The president declares that our enemies are intent on building a global Islamic “empire,” yet it is American armies that are now rolling through the heart of the Middle East, planting the flag of our “democratic” empire – our oxymoronic “empire of liberty,” as some of the more unhinged neocons call it – in Iraq’s bloodstained soil. Not only that, but Bush is constantly threatening – as in this speech – to move on to Syria and Iran.

This speech proves what the rest of the world already knows, and an increasing number of Americans are coming to realize: that there is no limit to the arrogance of our leaders, who preen and pose on the world stage as “liberators” and are, in fact, the world’s worst hypocrites.

In pursuing a costly and counterproductive war that we cannot afford to win or lose to the bitter end, the president is claiming to be following direct orders from God, but the verdict of history is more likely to be that the Devil made him do it.

NOTES IN THE MARGIN

The original version of my Monday column, on what I’m calling “Scooter-gate,” contained a number of errors involving dates, which I have now corrected.

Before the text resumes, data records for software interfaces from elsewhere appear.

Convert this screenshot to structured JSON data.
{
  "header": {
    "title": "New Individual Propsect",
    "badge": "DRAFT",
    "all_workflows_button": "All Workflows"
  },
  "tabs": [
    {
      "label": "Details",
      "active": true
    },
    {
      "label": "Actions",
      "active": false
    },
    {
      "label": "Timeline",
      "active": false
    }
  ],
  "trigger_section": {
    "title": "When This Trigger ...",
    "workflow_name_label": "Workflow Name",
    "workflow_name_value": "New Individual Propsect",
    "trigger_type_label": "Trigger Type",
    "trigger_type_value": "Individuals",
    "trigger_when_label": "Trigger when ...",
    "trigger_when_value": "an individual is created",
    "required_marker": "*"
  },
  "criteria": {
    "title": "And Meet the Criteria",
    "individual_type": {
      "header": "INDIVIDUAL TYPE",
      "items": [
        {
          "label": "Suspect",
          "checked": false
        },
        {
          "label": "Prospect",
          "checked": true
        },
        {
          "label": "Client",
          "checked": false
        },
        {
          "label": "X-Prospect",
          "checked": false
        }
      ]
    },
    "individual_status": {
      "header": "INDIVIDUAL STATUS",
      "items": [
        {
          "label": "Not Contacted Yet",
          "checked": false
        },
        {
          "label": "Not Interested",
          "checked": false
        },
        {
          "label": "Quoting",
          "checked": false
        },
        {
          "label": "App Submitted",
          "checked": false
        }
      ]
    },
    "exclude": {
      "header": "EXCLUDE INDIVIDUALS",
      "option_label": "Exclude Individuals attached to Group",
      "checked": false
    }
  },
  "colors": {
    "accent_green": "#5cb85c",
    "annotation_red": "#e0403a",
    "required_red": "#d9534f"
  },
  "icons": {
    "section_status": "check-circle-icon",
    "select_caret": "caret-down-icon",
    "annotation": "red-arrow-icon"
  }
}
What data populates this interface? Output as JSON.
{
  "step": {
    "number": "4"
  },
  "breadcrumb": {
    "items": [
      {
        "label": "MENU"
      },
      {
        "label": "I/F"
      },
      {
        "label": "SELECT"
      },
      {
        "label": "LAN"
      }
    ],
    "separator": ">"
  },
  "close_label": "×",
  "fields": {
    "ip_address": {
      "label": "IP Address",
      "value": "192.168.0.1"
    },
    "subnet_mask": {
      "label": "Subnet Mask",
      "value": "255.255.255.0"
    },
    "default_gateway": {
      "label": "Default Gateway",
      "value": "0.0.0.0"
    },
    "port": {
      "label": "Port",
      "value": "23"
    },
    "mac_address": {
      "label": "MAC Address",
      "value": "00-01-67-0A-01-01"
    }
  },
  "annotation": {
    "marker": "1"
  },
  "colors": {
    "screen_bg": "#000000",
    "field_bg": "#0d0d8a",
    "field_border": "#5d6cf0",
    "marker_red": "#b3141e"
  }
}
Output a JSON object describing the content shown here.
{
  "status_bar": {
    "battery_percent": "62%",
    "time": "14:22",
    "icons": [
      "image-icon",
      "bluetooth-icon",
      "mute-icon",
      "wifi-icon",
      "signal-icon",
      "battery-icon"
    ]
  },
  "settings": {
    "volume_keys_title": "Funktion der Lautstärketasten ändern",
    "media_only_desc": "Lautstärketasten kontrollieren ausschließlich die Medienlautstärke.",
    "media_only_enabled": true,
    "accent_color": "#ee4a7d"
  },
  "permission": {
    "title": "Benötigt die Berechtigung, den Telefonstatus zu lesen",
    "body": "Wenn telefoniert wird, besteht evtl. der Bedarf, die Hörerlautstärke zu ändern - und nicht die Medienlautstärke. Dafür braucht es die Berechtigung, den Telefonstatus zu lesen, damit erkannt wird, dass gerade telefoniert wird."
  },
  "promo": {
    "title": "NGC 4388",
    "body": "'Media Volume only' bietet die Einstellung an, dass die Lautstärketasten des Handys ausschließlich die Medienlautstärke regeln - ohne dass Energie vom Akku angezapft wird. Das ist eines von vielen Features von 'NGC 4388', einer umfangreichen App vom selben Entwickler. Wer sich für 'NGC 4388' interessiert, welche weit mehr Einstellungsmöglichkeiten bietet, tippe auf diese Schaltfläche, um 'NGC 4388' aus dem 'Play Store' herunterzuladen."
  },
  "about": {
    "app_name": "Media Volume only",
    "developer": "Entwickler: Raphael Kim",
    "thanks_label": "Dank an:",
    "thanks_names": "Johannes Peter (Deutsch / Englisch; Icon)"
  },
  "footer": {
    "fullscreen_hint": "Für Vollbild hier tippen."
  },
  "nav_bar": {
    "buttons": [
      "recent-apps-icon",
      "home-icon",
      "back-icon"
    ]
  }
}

I have also added a significant amount of new material – so much that it is, for all intents and purposes, quite a different piece from the original. My apologies for the errors. For those who have read the original, I would caution that the first half, except for the material about Ahmed Chalabi, is pretty much as I originally wrote it. It’s when we get to the timeline, however, that most of the new material comes in. My apologies, again, for not getting it right the first time, but I think that the new material at least partially makes up for it. I have to say that doing a timeline intermixing the events of disparate investigations now taking place in the Bush administration clarified, at least in my own mind, just what is going on.

At any rate, check out the new version: “A Second Take On Scooter-gate.”

Read more by Justin Raimondo

Author: Justin Raimondo

Justin Raimondo is the editorial director of Antiwar.com, and a senior fellow at the Randolph Bourne Institute. He is a contributing editor at The American Conservative, and writes a monthly column for Chronicles. He is the author of Reclaiming the American Right: The Lost Legacy of the Conservative Movement [Center for Libertarian Studies, 1993; Intercollegiate Studies Institute, 2000], and An Enemy of the State: The Life of Murray N. Rothbard [Prometheus Books, 2000].